Dataset items:

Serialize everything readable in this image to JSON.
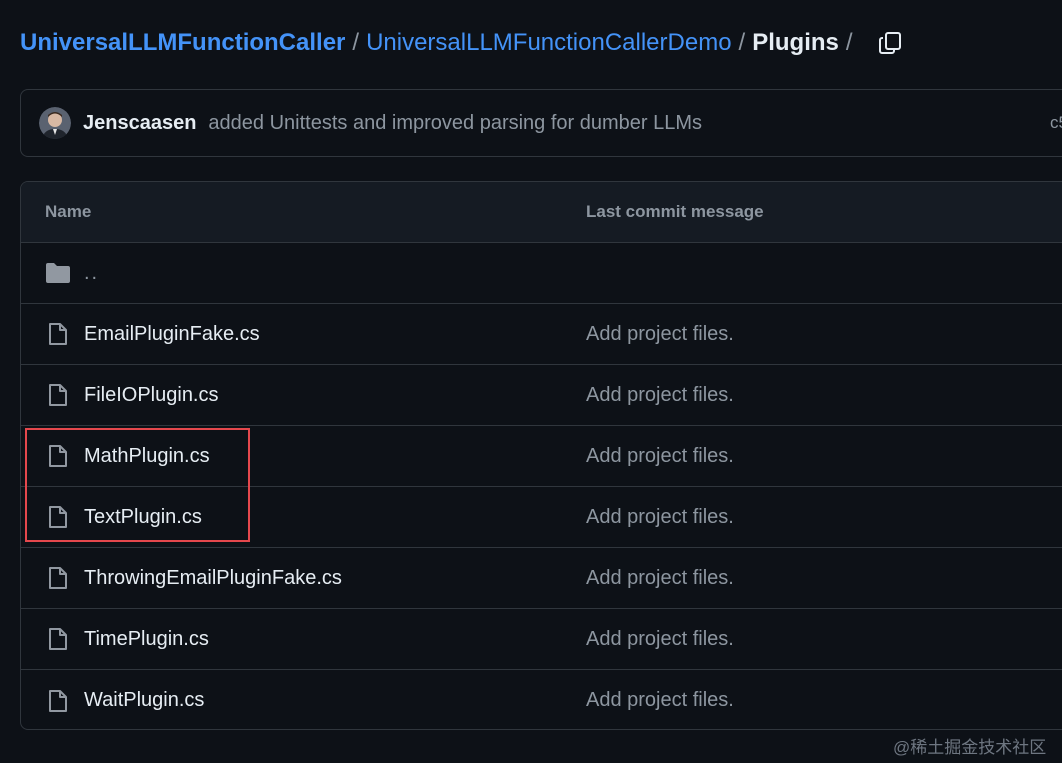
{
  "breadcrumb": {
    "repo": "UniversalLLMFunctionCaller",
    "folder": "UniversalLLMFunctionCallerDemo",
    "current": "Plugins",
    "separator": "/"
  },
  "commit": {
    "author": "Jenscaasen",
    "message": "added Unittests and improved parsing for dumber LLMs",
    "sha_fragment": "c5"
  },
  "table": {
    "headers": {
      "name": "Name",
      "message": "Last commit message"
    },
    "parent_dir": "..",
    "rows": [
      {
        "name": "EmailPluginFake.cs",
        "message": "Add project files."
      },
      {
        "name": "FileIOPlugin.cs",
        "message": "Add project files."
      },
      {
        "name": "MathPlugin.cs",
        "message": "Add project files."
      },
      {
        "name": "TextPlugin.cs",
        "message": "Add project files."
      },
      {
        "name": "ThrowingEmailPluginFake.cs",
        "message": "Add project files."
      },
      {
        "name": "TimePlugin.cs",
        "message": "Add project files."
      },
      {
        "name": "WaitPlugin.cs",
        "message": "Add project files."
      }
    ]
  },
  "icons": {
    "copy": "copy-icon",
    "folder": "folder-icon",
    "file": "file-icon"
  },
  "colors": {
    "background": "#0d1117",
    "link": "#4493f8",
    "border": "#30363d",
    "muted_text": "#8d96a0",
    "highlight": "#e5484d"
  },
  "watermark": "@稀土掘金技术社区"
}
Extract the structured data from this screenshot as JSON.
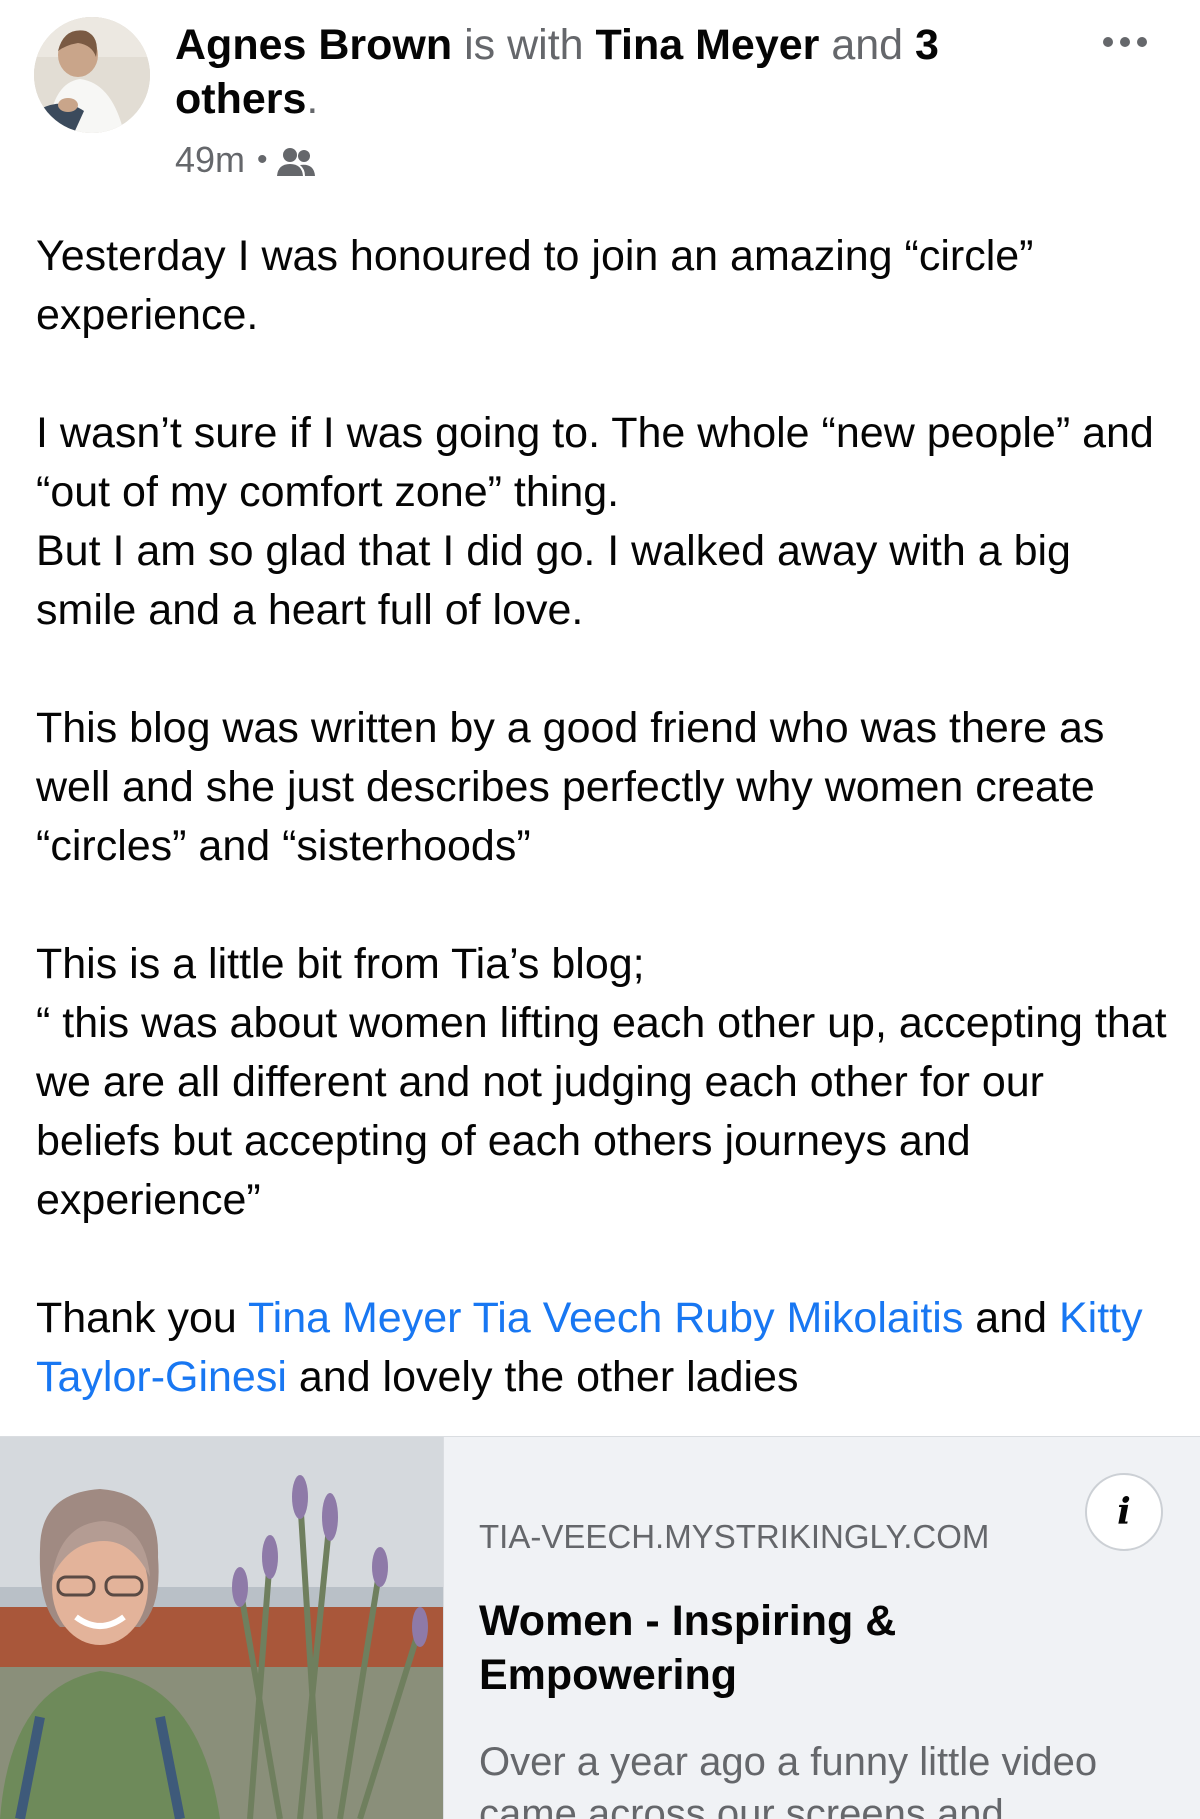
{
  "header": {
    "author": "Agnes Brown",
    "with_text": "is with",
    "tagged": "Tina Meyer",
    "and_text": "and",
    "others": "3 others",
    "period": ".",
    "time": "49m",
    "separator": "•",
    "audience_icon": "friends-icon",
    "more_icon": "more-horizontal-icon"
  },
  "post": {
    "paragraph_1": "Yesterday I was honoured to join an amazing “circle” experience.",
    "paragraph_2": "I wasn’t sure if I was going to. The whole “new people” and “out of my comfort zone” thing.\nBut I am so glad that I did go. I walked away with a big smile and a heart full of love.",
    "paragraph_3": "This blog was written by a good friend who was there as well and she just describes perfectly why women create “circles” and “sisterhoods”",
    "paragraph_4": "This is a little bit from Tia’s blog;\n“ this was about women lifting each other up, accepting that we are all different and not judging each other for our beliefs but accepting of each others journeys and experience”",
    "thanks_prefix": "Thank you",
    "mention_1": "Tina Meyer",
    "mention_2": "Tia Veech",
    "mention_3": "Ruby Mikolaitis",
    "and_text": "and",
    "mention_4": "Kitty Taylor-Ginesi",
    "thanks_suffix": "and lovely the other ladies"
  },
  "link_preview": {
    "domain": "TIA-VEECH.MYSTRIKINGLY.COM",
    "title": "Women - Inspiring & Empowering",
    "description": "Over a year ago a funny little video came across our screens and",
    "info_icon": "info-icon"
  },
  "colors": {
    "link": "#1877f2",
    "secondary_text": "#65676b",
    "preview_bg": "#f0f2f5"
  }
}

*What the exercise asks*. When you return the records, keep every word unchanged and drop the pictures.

*Exercise response*.
Serialize everything readable in this image to JSON.
{
  "breadcrumb": {
    "repo": "UniversalLLMFunctionCaller",
    "folder": "UniversalLLMFunctionCallerDemo",
    "current": "Plugins",
    "separator": "/"
  },
  "commit": {
    "author": "Jenscaasen",
    "message": "added Unittests and improved parsing for dumber LLMs",
    "sha_fragment": "c5"
  },
  "table": {
    "headers": {
      "name": "Name",
      "message": "Last commit message"
    },
    "parent_dir": "..",
    "rows": [
      {
        "name": "EmailPluginFake.cs",
        "message": "Add project files."
      },
      {
        "name": "FileIOPlugin.cs",
        "message": "Add project files."
      },
      {
        "name": "MathPlugin.cs",
        "message": "Add project files."
      },
      {
        "name": "TextPlugin.cs",
        "message": "Add project files."
      },
      {
        "name": "ThrowingEmailPluginFake.cs",
        "message": "Add project files."
      },
      {
        "name": "TimePlugin.cs",
        "message": "Add project files."
      },
      {
        "name": "WaitPlugin.cs",
        "message": "Add project files."
      }
    ]
  },
  "icons": {
    "copy": "copy-icon",
    "folder": "folder-icon",
    "file": "file-icon"
  },
  "colors": {
    "background": "#0d1117",
    "link": "#4493f8",
    "border": "#30363d",
    "muted_text": "#8d96a0",
    "highlight": "#e5484d"
  },
  "watermark": "@稀土掘金技术社区"
}
Extract the structured data from this screenshot as JSON.
{
  "header": {
    "author": "Agnes Brown",
    "with_text": "is with",
    "tagged": "Tina Meyer",
    "and_text": "and",
    "others": "3 others",
    "period": ".",
    "time": "49m",
    "separator": "•",
    "audience_icon": "friends-icon",
    "more_icon": "more-horizontal-icon"
  },
  "post": {
    "paragraph_1": "Yesterday I was honoured to join an amazing “circle” experience.",
    "paragraph_2": "I wasn’t sure if I was going to. The whole “new people” and “out of my comfort zone” thing.\nBut I am so glad that I did go. I walked away with a big smile and a heart full of love.",
    "paragraph_3": "This blog was written by a good friend who was there as well and she just describes perfectly why women create “circles” and “sisterhoods”",
    "paragraph_4": "This is a little bit from Tia’s blog;\n“ this was about women lifting each other up, accepting that we are all different and not judging each other for our beliefs but accepting of each others journeys and experience”",
    "thanks_prefix": "Thank you",
    "mention_1": "Tina Meyer",
    "mention_2": "Tia Veech",
    "mention_3": "Ruby Mikolaitis",
    "and_text": "and",
    "mention_4": "Kitty Taylor-Ginesi",
    "thanks_suffix": "and lovely the other ladies"
  },
  "link_preview": {
    "domain": "TIA-VEECH.MYSTRIKINGLY.COM",
    "title": "Women - Inspiring & Empowering",
    "description": "Over a year ago a funny little video came across our screens and",
    "info_icon": "info-icon"
  },
  "colors": {
    "link": "#1877f2",
    "secondary_text": "#65676b",
    "preview_bg": "#f0f2f5"
  }
}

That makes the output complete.